Inauguration Day 1961
Comments from Our Readers
Dedham, MA Location of the MOBA
by Unknown
42" x 18"
oil on canvas
purchased at a Boston thrift store

The Museum of Bad Art is excited to offer our patrons the
opportunity to become an "Official MOBA Guest Interpretator".
Submit an inspired title for this work, along with an
interpretation to enter. The winner will receive a free copy of
Museum of Bad Art: Masterworks as well as have the
unequivocal honor of interpretating an official specimen of the
MOBA gallery. The competition runs until January 31, 2010.
Send your title and interpretation, of no more than 150 words
(we're serious about that), to:
Here's your chance
for fame and glory.
Submissions are due
by January 31, 2010.
Congratulations to Our Winners!

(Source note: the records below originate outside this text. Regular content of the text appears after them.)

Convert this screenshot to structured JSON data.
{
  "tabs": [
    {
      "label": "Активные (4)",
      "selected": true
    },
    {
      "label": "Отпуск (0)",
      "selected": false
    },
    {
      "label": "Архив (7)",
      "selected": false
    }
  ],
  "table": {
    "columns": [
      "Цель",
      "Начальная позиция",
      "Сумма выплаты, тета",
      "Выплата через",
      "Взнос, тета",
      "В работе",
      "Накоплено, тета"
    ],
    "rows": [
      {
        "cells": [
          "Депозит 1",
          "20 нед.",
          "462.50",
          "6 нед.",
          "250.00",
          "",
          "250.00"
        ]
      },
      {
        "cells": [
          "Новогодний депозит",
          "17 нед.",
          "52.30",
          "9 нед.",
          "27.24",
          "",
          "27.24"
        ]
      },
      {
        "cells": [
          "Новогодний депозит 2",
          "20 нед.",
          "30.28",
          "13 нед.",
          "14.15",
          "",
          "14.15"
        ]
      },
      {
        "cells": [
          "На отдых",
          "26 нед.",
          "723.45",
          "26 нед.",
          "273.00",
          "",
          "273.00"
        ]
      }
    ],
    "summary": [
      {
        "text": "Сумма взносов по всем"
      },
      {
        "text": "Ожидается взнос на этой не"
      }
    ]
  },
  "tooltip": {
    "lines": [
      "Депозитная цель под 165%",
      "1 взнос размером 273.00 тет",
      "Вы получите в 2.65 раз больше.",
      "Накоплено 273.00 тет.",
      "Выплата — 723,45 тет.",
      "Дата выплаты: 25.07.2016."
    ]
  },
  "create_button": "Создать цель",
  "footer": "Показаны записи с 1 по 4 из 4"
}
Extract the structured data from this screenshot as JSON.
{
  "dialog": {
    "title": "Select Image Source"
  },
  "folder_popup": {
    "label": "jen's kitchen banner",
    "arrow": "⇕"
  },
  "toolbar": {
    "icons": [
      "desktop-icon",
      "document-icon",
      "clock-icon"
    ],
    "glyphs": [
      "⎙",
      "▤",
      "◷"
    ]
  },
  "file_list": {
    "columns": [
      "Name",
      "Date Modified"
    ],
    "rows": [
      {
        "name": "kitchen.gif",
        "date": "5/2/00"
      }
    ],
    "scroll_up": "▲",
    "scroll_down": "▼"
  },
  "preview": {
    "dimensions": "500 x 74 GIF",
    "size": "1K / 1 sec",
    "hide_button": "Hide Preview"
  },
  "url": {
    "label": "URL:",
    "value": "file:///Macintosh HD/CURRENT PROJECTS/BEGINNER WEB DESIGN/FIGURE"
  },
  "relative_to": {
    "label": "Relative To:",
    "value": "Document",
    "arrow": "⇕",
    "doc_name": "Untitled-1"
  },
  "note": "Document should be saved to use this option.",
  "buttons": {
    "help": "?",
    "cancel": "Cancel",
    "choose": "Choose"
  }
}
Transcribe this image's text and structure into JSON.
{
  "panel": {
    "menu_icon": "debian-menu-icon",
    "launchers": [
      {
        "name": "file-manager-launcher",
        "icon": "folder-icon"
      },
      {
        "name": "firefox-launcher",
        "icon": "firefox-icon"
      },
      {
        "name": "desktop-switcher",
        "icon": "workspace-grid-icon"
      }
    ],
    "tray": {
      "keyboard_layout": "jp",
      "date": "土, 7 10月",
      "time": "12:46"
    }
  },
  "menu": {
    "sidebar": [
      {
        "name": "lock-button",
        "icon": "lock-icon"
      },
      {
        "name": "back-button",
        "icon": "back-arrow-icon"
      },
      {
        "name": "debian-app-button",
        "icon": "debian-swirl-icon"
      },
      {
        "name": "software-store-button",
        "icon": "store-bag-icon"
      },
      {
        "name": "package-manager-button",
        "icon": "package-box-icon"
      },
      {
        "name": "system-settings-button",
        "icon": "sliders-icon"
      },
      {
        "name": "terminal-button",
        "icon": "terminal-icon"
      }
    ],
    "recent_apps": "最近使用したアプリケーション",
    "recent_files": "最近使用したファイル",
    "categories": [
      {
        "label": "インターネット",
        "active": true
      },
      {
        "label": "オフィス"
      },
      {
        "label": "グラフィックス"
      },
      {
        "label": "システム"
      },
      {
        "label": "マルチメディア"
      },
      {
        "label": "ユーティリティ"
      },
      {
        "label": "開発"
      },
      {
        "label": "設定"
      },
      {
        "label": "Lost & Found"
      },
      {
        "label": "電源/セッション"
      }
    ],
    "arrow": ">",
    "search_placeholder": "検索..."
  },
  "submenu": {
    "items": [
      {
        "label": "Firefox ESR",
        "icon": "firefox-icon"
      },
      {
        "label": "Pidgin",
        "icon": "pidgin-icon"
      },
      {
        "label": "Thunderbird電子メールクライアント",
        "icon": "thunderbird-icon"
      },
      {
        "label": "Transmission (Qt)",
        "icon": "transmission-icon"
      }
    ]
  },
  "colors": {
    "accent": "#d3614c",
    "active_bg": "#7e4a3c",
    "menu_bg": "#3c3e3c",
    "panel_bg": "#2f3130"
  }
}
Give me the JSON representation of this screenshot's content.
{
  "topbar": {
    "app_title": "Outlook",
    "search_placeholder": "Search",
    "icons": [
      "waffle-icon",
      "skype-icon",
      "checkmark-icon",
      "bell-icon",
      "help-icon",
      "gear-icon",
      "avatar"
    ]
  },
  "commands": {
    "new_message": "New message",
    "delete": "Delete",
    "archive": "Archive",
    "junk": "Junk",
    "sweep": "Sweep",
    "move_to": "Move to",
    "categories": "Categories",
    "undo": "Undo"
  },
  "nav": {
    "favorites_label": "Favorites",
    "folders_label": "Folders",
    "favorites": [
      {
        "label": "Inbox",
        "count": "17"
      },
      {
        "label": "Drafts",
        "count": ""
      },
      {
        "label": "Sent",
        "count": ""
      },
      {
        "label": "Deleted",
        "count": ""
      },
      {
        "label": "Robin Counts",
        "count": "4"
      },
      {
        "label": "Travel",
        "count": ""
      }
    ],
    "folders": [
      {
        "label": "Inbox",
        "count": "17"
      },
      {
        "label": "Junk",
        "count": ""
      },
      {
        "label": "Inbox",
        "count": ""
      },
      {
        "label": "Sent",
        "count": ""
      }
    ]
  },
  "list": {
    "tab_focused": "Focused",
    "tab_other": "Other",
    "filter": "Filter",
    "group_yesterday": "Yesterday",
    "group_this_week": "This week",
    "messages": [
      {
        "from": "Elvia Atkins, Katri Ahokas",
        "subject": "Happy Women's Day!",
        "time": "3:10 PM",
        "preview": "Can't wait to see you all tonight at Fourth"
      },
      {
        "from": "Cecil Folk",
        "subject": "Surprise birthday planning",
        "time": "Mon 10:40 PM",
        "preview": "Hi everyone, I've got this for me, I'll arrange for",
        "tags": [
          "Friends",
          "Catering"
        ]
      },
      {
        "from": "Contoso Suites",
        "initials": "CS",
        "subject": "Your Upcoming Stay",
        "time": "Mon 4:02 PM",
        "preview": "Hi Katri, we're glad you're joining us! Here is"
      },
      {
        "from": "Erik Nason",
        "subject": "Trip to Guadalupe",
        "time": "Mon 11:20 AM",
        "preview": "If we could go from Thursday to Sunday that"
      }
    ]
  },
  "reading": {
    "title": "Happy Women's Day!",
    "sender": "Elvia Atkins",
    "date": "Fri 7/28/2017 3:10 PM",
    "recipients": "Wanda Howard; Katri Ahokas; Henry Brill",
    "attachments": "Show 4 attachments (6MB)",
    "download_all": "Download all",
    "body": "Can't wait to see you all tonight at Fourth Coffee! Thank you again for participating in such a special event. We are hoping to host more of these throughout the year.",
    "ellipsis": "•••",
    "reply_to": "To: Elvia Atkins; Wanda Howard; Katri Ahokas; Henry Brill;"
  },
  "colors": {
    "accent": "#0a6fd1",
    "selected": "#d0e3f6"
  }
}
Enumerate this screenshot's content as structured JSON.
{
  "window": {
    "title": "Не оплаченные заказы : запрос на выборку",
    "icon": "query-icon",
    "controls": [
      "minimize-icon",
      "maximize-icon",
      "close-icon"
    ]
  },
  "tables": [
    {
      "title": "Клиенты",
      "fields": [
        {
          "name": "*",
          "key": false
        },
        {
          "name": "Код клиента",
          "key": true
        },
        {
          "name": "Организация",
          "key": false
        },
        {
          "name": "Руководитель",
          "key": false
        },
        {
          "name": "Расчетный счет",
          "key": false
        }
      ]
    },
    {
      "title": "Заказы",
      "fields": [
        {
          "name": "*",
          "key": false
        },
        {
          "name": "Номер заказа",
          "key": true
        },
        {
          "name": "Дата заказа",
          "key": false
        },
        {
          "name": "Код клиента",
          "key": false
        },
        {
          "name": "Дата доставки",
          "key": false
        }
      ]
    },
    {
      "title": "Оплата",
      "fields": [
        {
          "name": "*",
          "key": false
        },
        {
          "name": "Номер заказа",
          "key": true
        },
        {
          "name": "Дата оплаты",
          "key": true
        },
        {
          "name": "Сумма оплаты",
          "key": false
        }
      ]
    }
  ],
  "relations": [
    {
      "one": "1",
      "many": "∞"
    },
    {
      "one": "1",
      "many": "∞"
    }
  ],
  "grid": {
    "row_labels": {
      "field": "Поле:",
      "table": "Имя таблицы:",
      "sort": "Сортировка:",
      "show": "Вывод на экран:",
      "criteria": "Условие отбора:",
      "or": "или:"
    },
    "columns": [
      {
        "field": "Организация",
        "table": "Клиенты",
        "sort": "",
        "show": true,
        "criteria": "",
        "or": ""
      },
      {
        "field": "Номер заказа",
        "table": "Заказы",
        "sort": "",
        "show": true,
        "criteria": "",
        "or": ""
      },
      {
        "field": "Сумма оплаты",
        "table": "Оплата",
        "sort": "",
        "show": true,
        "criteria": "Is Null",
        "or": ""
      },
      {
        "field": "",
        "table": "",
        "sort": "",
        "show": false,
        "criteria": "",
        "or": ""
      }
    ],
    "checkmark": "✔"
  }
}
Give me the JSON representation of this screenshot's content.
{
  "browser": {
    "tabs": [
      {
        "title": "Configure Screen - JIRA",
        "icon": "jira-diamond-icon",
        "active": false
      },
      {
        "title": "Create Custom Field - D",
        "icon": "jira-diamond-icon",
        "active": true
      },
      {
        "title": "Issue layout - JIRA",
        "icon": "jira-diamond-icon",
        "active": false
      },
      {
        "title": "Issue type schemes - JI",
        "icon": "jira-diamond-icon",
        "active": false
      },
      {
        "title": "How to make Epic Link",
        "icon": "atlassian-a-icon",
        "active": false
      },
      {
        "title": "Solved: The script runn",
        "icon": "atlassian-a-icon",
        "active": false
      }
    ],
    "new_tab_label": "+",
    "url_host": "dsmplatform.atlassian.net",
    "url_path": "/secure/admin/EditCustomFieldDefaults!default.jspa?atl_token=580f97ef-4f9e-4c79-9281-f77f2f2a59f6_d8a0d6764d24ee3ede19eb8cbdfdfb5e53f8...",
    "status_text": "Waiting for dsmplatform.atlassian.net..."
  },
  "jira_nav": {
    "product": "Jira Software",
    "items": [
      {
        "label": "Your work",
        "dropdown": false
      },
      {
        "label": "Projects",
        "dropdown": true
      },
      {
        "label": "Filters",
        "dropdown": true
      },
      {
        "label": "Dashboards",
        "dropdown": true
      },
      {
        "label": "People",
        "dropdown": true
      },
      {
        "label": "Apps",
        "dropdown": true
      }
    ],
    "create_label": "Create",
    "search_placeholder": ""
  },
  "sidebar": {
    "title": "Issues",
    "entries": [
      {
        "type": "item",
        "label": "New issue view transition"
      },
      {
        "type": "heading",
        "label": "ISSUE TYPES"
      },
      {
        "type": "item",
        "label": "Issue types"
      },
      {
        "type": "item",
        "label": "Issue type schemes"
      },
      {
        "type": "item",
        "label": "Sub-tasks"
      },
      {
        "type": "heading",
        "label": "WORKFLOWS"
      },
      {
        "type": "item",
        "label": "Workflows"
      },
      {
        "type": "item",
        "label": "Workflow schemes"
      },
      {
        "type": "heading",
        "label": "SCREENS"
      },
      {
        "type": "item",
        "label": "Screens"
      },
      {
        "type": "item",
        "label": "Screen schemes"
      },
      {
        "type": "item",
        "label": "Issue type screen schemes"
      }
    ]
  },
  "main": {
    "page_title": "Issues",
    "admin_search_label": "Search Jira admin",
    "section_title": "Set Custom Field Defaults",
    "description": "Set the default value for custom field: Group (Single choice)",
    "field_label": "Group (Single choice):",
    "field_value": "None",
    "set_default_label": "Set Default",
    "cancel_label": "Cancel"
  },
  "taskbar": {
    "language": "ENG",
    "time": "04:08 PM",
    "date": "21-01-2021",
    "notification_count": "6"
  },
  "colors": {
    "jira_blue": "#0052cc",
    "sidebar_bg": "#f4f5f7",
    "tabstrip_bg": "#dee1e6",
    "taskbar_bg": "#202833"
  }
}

Wayne Douglas                Milene Rawlinson
JoLynn Pfeiffer                Deborah Campisano
Sandra McConathy                Carl Blessing
Jinny Collins                Margaret Paxton
Nicole Blank                Beth Long
Edee Scott                Jocelyn Thayer
Debbie Sterbinsky                Carole Cropley
Kate Johnson                Shirley Ferguson
Lindsay Mackenzie                Anne Alves
Julie Alt                Joshua Kreitzer
Elaine C. Hebert                Daniel E. Jolley
Jim Kiser                Tamura Jones
Susan Fortune                Karen Kay Bunting
Judy Pfaff                Gary Sterne
Debbie Johnson                Jerry Vergeront
Mary South                Stan Read
Mike Dalton                Mr. & Mrs. Rick Mackinney
Don Draper                Nan Ross
Mary Mauldin                Diane Burkett
Robert W. Steinmann, Jr.
This painting was the inspiration for the creation of an unusual art museum.

1. What is the name of the painting?
2.  What is unusual about the museum?
3.  Where is the museum located?
Jackson, "Nine out of ten pieces don't get in because they're not bad enough. What an
artist considers to be bad doesn't always meet our low standards." As stated in the
introduction to The Museum of Bad Art: Masterworks, the primary attribute of an objet
d'art to be acquired by MOBA is that it must have been seriously attempted by someone
making an artistic statement. A lack of artistic skill is not essential for a work to be
included; a prospective painting or sculpture for the collection ideally should "[result] in
a compelling image", or as honorary curator Ollie Hallowell stated, the art must have an
"Oh my God" quality.

An important criterion for inclusion is that a painting or sculpture must not be boring.
Michael Frank says they are not interested in commercial works like Dogs Playing
Poker: "We collect things made in earnest, where people attempted to make art and
something went wrong, either in the execution or in the original premise." Montserrat
College of Art used MOBA's exhibition as a demonstration to its students that "sincerity
is still important, and pureness of intent is valid".
Become an Official MOBA Guest Interpretor
Suggested by Bad Art Connoisseur and Long Time Quizmaster Marilyn Hamill
L'Interieur d'un Oeuf
He was a Friend of Mine
My Personal Favorite
The Haircut

Sculpture with barber's chair, scissors, dental floss,
and a piece of the curator's cat, by M. Jackson and
J. Reilly
By special commission for MOBA opening

Mining the swirling currents between violence and
personal hygiene, this piece captures the fear, the horror,
and the hope intrinsic in that most mundane of human
Mama and Babe
Madonna and Child III